= Beginning of Section =

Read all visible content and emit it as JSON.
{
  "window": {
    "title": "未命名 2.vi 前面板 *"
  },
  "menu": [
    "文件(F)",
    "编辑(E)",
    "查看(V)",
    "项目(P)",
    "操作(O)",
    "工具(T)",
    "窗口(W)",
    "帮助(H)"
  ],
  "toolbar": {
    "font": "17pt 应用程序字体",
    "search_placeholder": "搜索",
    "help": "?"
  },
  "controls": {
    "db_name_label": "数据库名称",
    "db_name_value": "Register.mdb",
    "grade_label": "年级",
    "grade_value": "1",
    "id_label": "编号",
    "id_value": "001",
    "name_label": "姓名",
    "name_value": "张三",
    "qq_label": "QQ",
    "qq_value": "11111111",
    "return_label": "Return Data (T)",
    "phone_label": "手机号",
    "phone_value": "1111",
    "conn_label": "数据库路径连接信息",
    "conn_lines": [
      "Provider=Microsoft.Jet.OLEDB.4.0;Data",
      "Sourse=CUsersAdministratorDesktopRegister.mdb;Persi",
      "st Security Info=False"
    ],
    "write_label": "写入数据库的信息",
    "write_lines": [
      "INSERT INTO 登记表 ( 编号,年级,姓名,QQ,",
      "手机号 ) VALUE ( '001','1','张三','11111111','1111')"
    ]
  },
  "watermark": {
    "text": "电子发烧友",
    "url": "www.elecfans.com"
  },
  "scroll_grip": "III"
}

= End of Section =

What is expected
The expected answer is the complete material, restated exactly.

Your solution
Read all visible content and emit it as JSON.
{
  "window": {
    "title": "未命名 2.vi 前面板 *"
  },
  "menu": [
    "文件(F)",
    "编辑(E)",
    "查看(V)",
    "项目(P)",
    "操作(O)",
    "工具(T)",
    "窗口(W)",
    "帮助(H)"
  ],
  "toolbar": {
    "font": "17pt 应用程序字体",
    "search_placeholder": "搜索",
    "help": "?"
  },
  "controls": {
    "db_name_label": "数据库名称",
    "db_name_value": "Register.mdb",
    "grade_label": "年级",
    "grade_value": "1",
    "id_label": "编号",
    "id_value": "001",
    "name_label": "姓名",
    "name_value": "张三",
    "qq_label": "QQ",
    "qq_value": "11111111",
    "return_label": "Return Data (T)",
    "phone_label": "手机号",
    "phone_value": "1111",
    "conn_label": "数据库路径连接信息",
    "conn_lines": [
      "Provider=Microsoft.Jet.OLEDB.4.0;Data",
      "Sourse=CUsersAdministratorDesktopRegister.mdb;Persi",
      "st Security Info=False"
    ],
    "write_label": "写入数据库的信息",
    "write_lines": [
      "INSERT INTO 登记表 ( 编号,年级,姓名,QQ,",
      "手机号 ) VALUE ( '001','1','张三','11111111','1111')"
    ]
  },
  "watermark": {
    "text": "电子发烧友",
    "url": "www.elecfans.com"
  },
  "scroll_grip": "III"
}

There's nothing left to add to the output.